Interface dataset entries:
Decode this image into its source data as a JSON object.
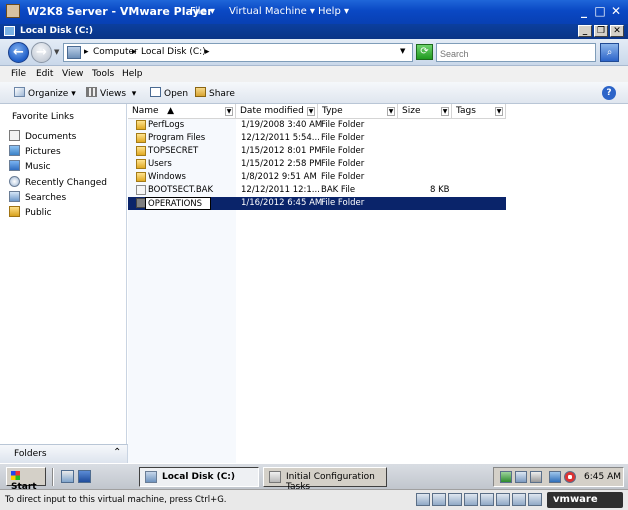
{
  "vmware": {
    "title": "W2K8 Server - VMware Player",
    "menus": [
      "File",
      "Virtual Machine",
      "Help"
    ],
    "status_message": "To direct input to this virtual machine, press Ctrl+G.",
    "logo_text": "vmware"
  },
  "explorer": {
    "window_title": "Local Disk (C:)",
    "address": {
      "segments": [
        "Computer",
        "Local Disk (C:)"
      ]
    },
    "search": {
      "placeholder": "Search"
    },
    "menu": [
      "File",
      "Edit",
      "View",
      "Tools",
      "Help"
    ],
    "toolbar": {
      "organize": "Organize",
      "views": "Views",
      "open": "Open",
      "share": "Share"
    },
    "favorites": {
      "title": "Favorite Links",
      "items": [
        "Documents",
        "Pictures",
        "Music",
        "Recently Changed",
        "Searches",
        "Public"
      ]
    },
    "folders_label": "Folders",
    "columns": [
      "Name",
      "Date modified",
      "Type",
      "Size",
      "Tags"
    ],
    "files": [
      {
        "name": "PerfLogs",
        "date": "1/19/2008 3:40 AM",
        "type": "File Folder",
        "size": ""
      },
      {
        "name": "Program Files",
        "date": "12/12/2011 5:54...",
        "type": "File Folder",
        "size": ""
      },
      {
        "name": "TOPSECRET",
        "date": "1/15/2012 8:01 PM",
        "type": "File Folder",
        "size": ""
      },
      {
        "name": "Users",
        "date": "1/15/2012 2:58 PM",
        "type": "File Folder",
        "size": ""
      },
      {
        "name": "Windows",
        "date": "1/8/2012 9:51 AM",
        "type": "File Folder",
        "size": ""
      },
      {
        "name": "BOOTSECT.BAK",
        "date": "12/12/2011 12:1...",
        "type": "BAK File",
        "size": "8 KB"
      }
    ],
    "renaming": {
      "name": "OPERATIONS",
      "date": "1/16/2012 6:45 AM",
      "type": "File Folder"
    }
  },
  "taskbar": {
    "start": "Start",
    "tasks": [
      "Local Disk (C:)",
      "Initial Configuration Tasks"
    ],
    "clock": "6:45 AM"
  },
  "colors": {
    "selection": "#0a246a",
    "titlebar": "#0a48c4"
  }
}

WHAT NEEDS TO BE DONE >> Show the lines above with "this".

OUTPUT BELOW >>
Decode this image into its source data as a JSON object.
    "status_message": "To direct input to this virtual machine, press Ctrl+G.",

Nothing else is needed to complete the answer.